Liechtenstein Regrets EFTA Captives Ruling


Liechtenstein’s government has acknowledged the recent ruling by the European Free Trade Association (EFTA) Court of Justice that its 1998-2010 taxation of captive insurance companies (captives) constituted unlawful state aid.

Commenting on the decision, Liechtenstein’s Prime Minister and Finance Minister Klaus Tschütscher declared that the court had simply not accepted the arguments put forward by both the government and the companies concerned. Tschütscher also expressed his grave disappointment that the confidence of the captives in the regularity of Liechtenstein’s objective tax provisions had only partly been recognized in the ruling.

On March 24 last year, EFTA’s surveillance body ESA found that the Principality’s 1998-2010 provisions on the taxation of captive insurance companies was incompatible with European law and that it represented unlawful state aid under Article 61 of the European Economic Area (EEA) agreement.

Under the tax rules which ESA assessed in the contested decision, captive insurance companies paid a capital tax of 0.1% on their own capital instead of the regular 0.2% capital tax.
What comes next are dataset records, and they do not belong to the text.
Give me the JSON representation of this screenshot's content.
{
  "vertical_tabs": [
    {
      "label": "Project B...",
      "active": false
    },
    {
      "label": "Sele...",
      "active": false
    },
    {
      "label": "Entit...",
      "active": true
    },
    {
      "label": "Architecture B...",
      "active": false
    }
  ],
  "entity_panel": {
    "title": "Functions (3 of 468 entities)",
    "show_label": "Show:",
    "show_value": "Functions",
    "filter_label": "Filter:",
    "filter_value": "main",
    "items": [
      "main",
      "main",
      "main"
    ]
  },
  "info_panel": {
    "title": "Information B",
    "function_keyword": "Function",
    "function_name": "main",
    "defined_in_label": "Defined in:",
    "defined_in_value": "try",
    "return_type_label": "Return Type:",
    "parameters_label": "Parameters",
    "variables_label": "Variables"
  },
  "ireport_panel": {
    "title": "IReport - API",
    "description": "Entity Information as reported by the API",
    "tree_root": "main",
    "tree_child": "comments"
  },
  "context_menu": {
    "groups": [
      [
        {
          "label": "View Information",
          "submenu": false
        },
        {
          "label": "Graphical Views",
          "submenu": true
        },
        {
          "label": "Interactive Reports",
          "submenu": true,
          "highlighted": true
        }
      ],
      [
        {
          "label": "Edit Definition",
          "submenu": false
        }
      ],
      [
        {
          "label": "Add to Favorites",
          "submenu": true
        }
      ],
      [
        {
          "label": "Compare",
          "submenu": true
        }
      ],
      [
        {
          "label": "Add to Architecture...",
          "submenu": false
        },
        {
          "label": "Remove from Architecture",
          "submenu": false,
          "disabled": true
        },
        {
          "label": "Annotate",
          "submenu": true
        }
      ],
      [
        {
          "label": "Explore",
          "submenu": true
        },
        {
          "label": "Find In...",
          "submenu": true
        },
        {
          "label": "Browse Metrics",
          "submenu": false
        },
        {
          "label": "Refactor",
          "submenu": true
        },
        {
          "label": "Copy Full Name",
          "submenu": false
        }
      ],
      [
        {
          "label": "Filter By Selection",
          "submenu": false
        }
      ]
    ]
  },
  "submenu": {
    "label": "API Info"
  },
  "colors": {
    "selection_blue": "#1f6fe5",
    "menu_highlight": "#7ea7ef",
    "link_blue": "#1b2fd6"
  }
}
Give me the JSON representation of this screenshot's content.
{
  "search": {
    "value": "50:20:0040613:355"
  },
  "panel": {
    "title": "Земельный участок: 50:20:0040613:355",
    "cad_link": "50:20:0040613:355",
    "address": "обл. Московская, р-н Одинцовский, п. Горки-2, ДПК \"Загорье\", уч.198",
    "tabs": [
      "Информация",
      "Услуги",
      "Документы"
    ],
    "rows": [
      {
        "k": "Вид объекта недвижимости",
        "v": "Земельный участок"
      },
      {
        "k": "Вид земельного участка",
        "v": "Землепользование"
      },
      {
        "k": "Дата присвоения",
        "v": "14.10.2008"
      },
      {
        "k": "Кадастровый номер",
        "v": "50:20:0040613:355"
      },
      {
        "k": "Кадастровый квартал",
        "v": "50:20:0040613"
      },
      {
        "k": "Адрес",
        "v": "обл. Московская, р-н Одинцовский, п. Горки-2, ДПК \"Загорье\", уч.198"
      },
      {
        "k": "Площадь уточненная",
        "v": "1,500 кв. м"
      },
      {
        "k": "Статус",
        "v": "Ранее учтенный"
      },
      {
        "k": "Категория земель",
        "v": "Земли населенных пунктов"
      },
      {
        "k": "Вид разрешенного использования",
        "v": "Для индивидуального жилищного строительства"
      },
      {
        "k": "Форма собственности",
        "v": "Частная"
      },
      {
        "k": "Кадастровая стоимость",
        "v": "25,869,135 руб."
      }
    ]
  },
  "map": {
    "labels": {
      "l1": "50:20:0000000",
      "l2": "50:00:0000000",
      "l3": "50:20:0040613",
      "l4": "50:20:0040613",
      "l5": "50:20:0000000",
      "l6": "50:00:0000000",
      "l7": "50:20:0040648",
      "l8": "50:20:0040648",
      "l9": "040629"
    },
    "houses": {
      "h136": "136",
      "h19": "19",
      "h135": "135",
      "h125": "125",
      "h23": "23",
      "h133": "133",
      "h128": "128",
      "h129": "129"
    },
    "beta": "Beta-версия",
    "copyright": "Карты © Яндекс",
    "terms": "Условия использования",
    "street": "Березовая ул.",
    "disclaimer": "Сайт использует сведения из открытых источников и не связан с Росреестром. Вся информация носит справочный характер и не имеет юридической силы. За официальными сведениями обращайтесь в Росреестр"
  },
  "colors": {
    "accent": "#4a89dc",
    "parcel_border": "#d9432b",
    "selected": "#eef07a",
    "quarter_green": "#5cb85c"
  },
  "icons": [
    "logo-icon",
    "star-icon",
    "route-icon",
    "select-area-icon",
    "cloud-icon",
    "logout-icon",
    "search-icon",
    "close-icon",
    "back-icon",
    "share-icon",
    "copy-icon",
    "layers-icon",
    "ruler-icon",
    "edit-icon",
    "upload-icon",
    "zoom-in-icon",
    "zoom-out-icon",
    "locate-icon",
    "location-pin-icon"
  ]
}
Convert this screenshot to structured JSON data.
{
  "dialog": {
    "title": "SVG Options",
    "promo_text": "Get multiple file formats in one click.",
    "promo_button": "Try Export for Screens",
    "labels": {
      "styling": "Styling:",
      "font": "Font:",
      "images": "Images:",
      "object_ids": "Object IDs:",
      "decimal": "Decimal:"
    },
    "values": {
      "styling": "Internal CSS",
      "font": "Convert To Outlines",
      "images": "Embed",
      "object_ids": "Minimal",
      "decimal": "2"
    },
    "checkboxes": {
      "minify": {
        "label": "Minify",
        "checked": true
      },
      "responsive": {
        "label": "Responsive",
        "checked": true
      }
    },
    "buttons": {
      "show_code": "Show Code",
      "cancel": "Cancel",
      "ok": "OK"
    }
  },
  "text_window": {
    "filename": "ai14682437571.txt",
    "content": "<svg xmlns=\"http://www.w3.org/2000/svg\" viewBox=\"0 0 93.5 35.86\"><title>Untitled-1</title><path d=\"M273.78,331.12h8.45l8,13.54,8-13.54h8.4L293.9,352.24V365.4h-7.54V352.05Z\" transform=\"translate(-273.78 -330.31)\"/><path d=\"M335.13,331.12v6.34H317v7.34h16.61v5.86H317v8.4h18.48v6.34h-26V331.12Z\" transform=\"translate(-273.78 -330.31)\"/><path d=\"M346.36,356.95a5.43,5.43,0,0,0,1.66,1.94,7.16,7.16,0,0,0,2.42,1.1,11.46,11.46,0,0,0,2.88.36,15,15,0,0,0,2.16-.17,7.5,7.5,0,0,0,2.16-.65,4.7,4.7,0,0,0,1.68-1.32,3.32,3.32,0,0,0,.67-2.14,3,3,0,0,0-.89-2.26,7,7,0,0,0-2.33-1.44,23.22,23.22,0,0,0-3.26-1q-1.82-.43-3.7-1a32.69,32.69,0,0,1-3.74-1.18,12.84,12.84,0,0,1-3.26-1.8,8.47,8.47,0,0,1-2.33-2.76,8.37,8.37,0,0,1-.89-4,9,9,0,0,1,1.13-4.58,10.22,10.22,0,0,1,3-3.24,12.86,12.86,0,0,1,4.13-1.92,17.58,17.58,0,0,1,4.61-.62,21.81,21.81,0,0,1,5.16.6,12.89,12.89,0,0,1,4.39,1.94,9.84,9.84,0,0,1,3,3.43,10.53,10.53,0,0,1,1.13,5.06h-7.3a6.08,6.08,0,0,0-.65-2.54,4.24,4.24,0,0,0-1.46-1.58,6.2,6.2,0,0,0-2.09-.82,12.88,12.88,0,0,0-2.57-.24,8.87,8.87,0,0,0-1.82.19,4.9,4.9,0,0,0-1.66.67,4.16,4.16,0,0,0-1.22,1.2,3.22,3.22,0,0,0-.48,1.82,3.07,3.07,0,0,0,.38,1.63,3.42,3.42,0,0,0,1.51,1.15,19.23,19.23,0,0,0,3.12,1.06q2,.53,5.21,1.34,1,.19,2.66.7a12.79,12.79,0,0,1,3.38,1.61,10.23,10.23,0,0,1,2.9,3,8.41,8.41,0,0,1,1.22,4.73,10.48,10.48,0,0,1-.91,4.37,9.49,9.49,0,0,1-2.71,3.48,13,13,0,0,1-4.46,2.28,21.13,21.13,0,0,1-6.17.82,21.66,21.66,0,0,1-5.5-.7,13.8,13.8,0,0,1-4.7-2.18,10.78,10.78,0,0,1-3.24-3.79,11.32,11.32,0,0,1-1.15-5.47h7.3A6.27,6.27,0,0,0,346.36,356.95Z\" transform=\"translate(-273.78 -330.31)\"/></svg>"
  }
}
For capital exceeding CHF50m the tax rate was further reduced to 0.075% and for capital in excess of CHF100m to 0.05%. In addition to paying lower amounts of capital tax, captive insurance companies were also exempt from the duty to pay coupon tax. Moreover, Liechtenstein tax law considered captive insurance not to constitute economic activity and accordingly did not subject it to business income tax.

The Principality of Liechtenstein filed an application against this decision with the EFTA Court, which was later followed by the applications of Reassur Aktiengesellschaft and Swisscom Re, both captive insurance companies registered in Liechtenstein.

In its judgment, the Court found that captive insurance companies were, at least to some extent, exercising an “economic activity”, thereby qualifying as “undertakings” under Article 61(1) EEA. The Court also held that the contested measures fulfilled the criteria of selectivity inherent in Article 61(1) EEA as only captive insurance companies benefitted from the tax measures. In the Court’s view, it has not been demonstrated that this selective advantage is justified by the inherent logic of the Liechtenstein tax scheme. The measures had been expressly adopted by the national authorities as a means of attracting certain undertakings to take up activities in Liechtenstein and improve their competitiveness. The Court also found that the aid granted was liable to distort competition and to affect trade between the EEA States and dismissed the applicants’ arguments that the contested measures should, in the alternative, be regarded as “existing aid”.

As a result of the decision, Liechtenstein was asked to amend the provisions to bring the fiscal treatment of its captive insurance companies in line with European law and to recover the state aid from the beneficiaries.

In light of ESA’s ruling, Liechtenstein submitted an action for annulment of the decision to the EFTA court on May 21 last year. Defending its provisions, Liechtenstein argued at the time that they did not constitute unlawful state aid given that captives only insure risks that are not otherwise insurable on the markets. Liechtenstein also argued that recovering the aid breached the principle of protection of confidence.

Liechtenstein’s new law pertaining to the taxation of captives, which entered into force in 2011, is in accordance with the EEA agreement, the government says. Tschütscher therefore emphasized that the judgement has no bearing the Principality’s current tax law.